> _Provided information_:
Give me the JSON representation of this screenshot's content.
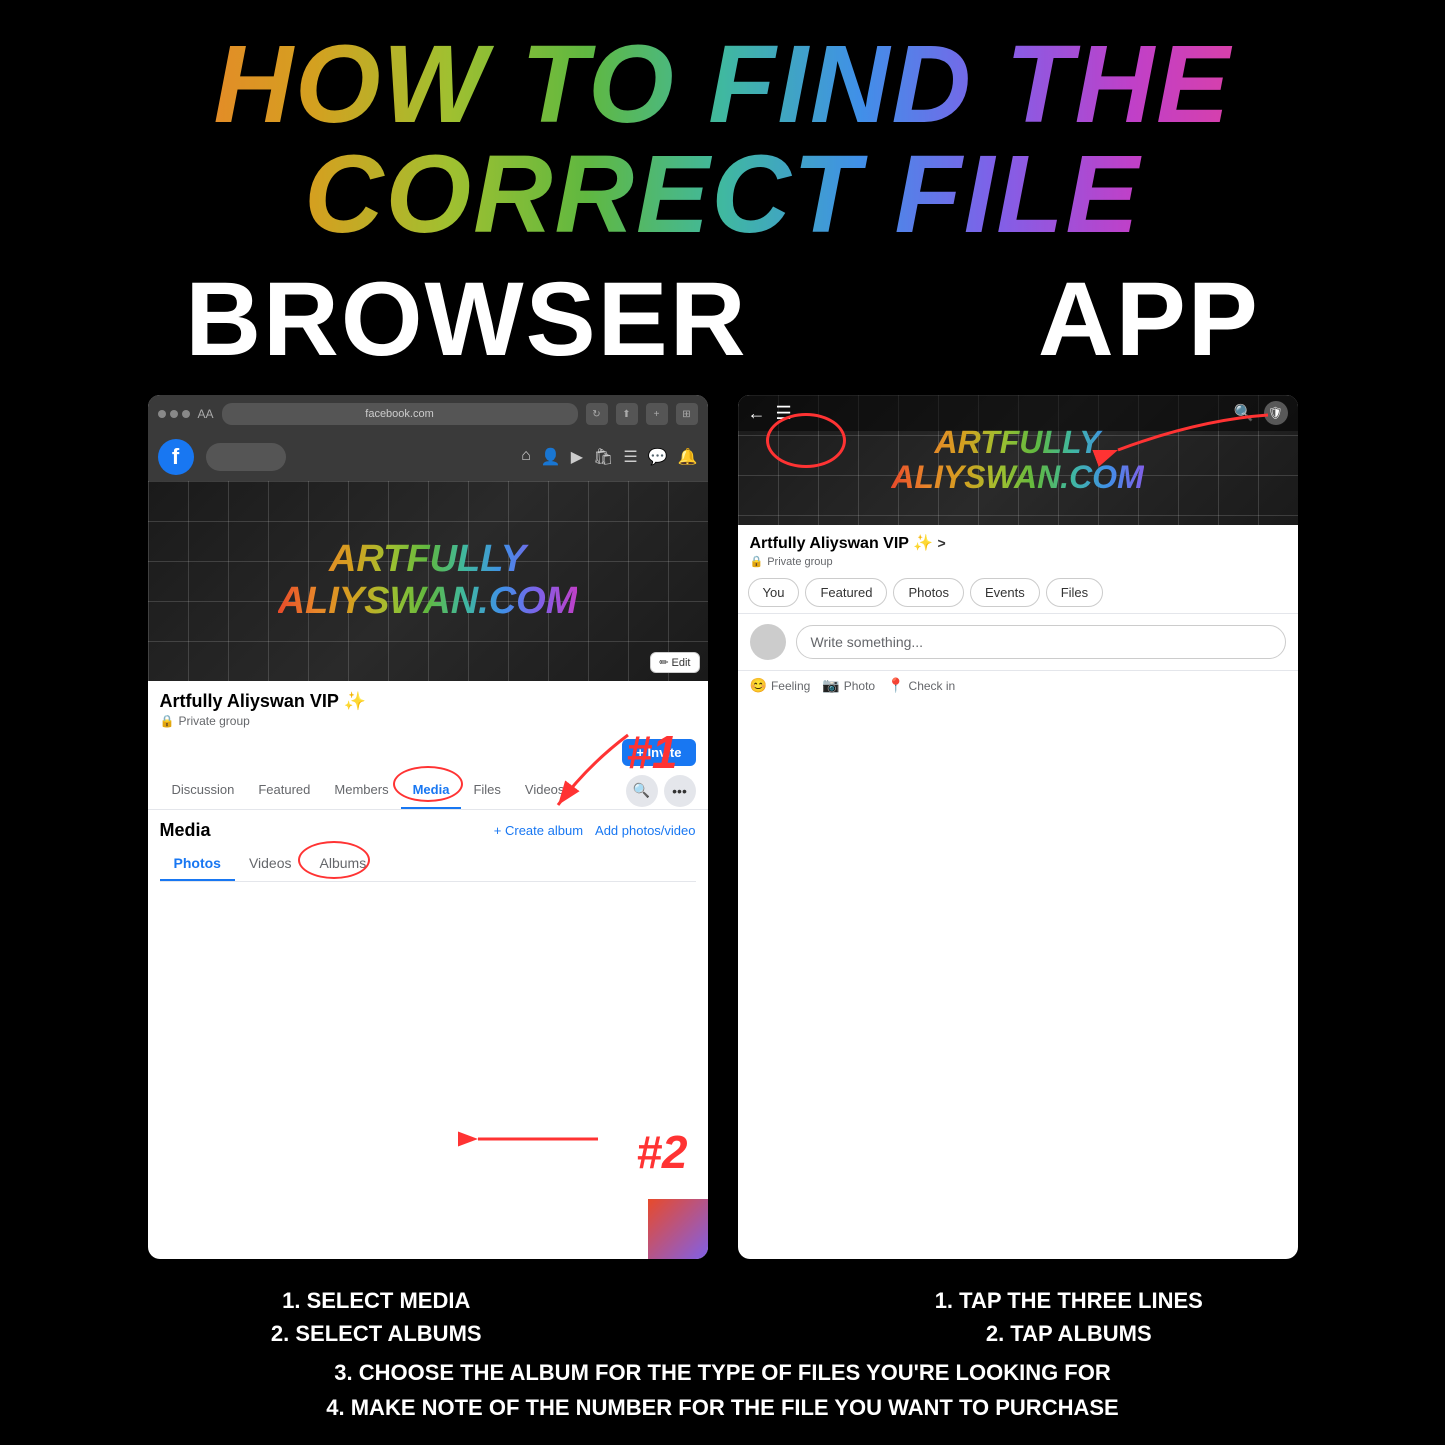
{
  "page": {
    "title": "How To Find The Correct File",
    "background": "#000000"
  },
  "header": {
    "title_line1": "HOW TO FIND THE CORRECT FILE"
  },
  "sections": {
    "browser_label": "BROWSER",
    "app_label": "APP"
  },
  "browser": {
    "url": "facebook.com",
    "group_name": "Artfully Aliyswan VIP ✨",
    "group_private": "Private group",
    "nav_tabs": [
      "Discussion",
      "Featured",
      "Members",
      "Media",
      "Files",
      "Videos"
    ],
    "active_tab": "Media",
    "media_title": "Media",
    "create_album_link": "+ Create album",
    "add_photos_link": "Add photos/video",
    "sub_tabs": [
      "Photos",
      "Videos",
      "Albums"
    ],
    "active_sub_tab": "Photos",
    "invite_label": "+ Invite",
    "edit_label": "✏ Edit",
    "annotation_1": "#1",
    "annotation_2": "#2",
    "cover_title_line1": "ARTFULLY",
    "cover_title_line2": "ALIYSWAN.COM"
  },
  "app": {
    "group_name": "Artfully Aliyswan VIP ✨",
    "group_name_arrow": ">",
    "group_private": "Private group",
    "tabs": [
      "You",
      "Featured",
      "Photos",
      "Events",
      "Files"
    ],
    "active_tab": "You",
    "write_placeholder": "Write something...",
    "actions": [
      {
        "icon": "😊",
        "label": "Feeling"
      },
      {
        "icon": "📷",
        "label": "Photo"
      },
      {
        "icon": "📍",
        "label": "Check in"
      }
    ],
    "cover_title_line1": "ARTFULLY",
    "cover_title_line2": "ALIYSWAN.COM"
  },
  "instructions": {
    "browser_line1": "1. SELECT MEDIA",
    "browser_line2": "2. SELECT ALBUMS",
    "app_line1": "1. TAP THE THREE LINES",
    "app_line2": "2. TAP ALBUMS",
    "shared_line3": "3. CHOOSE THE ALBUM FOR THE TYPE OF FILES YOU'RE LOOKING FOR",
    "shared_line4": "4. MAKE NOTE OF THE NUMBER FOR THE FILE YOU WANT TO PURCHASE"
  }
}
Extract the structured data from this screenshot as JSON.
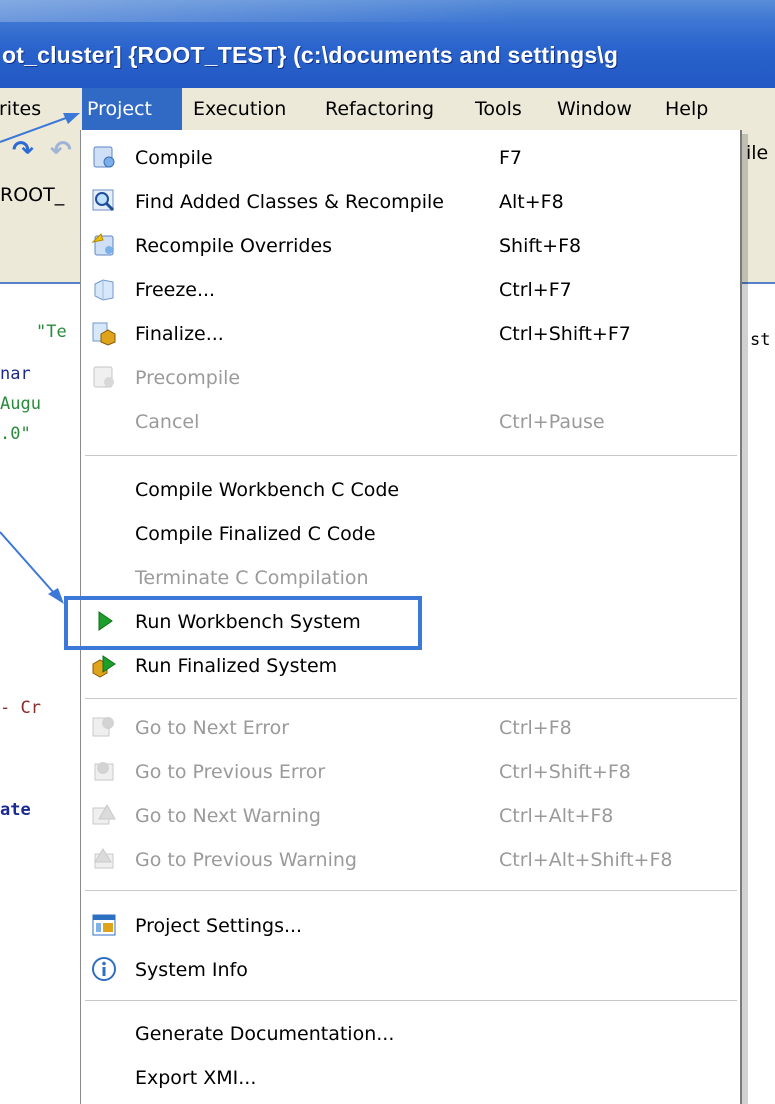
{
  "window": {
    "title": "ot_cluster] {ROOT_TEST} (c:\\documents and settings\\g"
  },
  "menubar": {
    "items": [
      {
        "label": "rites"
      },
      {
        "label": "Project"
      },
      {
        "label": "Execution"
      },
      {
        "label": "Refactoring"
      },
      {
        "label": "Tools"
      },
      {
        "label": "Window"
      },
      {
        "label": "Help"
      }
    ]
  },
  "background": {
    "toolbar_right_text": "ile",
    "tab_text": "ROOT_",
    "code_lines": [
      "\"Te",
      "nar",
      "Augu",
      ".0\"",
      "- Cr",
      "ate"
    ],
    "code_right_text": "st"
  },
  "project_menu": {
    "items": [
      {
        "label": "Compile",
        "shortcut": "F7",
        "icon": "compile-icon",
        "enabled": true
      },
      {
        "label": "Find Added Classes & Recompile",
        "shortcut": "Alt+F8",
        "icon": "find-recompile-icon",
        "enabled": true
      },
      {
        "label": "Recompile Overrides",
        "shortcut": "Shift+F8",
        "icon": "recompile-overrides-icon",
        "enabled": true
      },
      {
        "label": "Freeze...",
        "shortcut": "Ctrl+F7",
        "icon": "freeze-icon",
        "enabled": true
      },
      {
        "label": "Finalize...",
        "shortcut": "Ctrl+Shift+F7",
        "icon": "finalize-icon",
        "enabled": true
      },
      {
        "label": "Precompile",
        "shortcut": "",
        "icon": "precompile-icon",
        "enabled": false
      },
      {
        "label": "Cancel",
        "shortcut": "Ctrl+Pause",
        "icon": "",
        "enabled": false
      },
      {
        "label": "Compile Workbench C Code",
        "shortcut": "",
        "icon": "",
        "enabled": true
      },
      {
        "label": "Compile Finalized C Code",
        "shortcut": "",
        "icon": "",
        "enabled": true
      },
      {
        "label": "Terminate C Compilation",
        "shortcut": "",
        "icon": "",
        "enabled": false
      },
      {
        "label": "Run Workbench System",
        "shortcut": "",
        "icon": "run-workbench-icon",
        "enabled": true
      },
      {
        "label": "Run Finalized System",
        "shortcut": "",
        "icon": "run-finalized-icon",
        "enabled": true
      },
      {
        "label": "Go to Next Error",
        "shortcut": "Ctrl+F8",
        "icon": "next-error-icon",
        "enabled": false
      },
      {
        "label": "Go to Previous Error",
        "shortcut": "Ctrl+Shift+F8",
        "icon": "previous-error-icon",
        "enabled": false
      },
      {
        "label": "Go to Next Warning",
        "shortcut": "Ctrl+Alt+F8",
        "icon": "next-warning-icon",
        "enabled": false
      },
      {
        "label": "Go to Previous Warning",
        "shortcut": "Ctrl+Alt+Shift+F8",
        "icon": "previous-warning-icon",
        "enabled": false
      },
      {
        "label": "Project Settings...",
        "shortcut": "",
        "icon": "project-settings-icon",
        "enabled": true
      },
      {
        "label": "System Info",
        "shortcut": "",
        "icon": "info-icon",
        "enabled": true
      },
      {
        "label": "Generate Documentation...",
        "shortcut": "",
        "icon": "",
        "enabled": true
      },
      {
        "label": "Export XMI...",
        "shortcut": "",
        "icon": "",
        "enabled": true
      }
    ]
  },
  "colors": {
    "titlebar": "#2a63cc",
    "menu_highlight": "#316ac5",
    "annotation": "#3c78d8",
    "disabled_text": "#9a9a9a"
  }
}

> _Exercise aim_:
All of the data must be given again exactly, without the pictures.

> _Task result_:
Give me the JSON representation of this screenshot's content.
{
  "page": {
    "title": "How To Find The Correct File",
    "background": "#000000"
  },
  "header": {
    "title_line1": "HOW TO FIND THE CORRECT FILE"
  },
  "sections": {
    "browser_label": "BROWSER",
    "app_label": "APP"
  },
  "browser": {
    "url": "facebook.com",
    "group_name": "Artfully Aliyswan VIP ✨",
    "group_private": "Private group",
    "nav_tabs": [
      "Discussion",
      "Featured",
      "Members",
      "Media",
      "Files",
      "Videos"
    ],
    "active_tab": "Media",
    "media_title": "Media",
    "create_album_link": "+ Create album",
    "add_photos_link": "Add photos/video",
    "sub_tabs": [
      "Photos",
      "Videos",
      "Albums"
    ],
    "active_sub_tab": "Photos",
    "invite_label": "+ Invite",
    "edit_label": "✏ Edit",
    "annotation_1": "#1",
    "annotation_2": "#2",
    "cover_title_line1": "ARTFULLY",
    "cover_title_line2": "ALIYSWAN.COM"
  },
  "app": {
    "group_name": "Artfully Aliyswan VIP ✨",
    "group_name_arrow": ">",
    "group_private": "Private group",
    "tabs": [
      "You",
      "Featured",
      "Photos",
      "Events",
      "Files"
    ],
    "active_tab": "You",
    "write_placeholder": "Write something...",
    "actions": [
      {
        "icon": "😊",
        "label": "Feeling"
      },
      {
        "icon": "📷",
        "label": "Photo"
      },
      {
        "icon": "📍",
        "label": "Check in"
      }
    ],
    "cover_title_line1": "ARTFULLY",
    "cover_title_line2": "ALIYSWAN.COM"
  },
  "instructions": {
    "browser_line1": "1. SELECT MEDIA",
    "browser_line2": "2. SELECT ALBUMS",
    "app_line1": "1. TAP THE THREE LINES",
    "app_line2": "2. TAP ALBUMS",
    "shared_line3": "3. CHOOSE THE ALBUM FOR THE TYPE OF FILES YOU'RE LOOKING FOR",
    "shared_line4": "4. MAKE NOTE OF THE NUMBER FOR THE FILE YOU WANT TO PURCHASE"
  }
}
Extract the structured data from this screenshot as JSON.
{
  "window": {
    "title": "ot_cluster] {ROOT_TEST} (c:\\documents and settings\\g"
  },
  "menubar": {
    "items": [
      {
        "label": "rites"
      },
      {
        "label": "Project"
      },
      {
        "label": "Execution"
      },
      {
        "label": "Refactoring"
      },
      {
        "label": "Tools"
      },
      {
        "label": "Window"
      },
      {
        "label": "Help"
      }
    ]
  },
  "background": {
    "toolbar_right_text": "ile",
    "tab_text": "ROOT_",
    "code_lines": [
      "\"Te",
      "nar",
      "Augu",
      ".0\"",
      "- Cr",
      "ate"
    ],
    "code_right_text": "st"
  },
  "project_menu": {
    "items": [
      {
        "label": "Compile",
        "shortcut": "F7",
        "icon": "compile-icon",
        "enabled": true
      },
      {
        "label": "Find Added Classes & Recompile",
        "shortcut": "Alt+F8",
        "icon": "find-recompile-icon",
        "enabled": true
      },
      {
        "label": "Recompile Overrides",
        "shortcut": "Shift+F8",
        "icon": "recompile-overrides-icon",
        "enabled": true
      },
      {
        "label": "Freeze...",
        "shortcut": "Ctrl+F7",
        "icon": "freeze-icon",
        "enabled": true
      },
      {
        "label": "Finalize...",
        "shortcut": "Ctrl+Shift+F7",
        "icon": "finalize-icon",
        "enabled": true
      },
      {
        "label": "Precompile",
        "shortcut": "",
        "icon": "precompile-icon",
        "enabled": false
      },
      {
        "label": "Cancel",
        "shortcut": "Ctrl+Pause",
        "icon": "",
        "enabled": false
      },
      {
        "label": "Compile Workbench C Code",
        "shortcut": "",
        "icon": "",
        "enabled": true
      },
      {
        "label": "Compile Finalized C Code",
        "shortcut": "",
        "icon": "",
        "enabled": true
      },
      {
        "label": "Terminate C Compilation",
        "shortcut": "",
        "icon": "",
        "enabled": false
      },
      {
        "label": "Run Workbench System",
        "shortcut": "",
        "icon": "run-workbench-icon",
        "enabled": true
      },
      {
        "label": "Run Finalized System",
        "shortcut": "",
        "icon": "run-finalized-icon",
        "enabled": true
      },
      {
        "label": "Go to Next Error",
        "shortcut": "Ctrl+F8",
        "icon": "next-error-icon",
        "enabled": false
      },
      {
        "label": "Go to Previous Error",
        "shortcut": "Ctrl+Shift+F8",
        "icon": "previous-error-icon",
        "enabled": false
      },
      {
        "label": "Go to Next Warning",
        "shortcut": "Ctrl+Alt+F8",
        "icon": "next-warning-icon",
        "enabled": false
      },
      {
        "label": "Go to Previous Warning",
        "shortcut": "Ctrl+Alt+Shift+F8",
        "icon": "previous-warning-icon",
        "enabled": false
      },
      {
        "label": "Project Settings...",
        "shortcut": "",
        "icon": "project-settings-icon",
        "enabled": true
      },
      {
        "label": "System Info",
        "shortcut": "",
        "icon": "info-icon",
        "enabled": true
      },
      {
        "label": "Generate Documentation...",
        "shortcut": "",
        "icon": "",
        "enabled": true
      },
      {
        "label": "Export XMI...",
        "shortcut": "",
        "icon": "",
        "enabled": true
      }
    ]
  },
  "colors": {
    "titlebar": "#2a63cc",
    "menu_highlight": "#316ac5",
    "annotation": "#3c78d8",
    "disabled_text": "#9a9a9a"
  }
}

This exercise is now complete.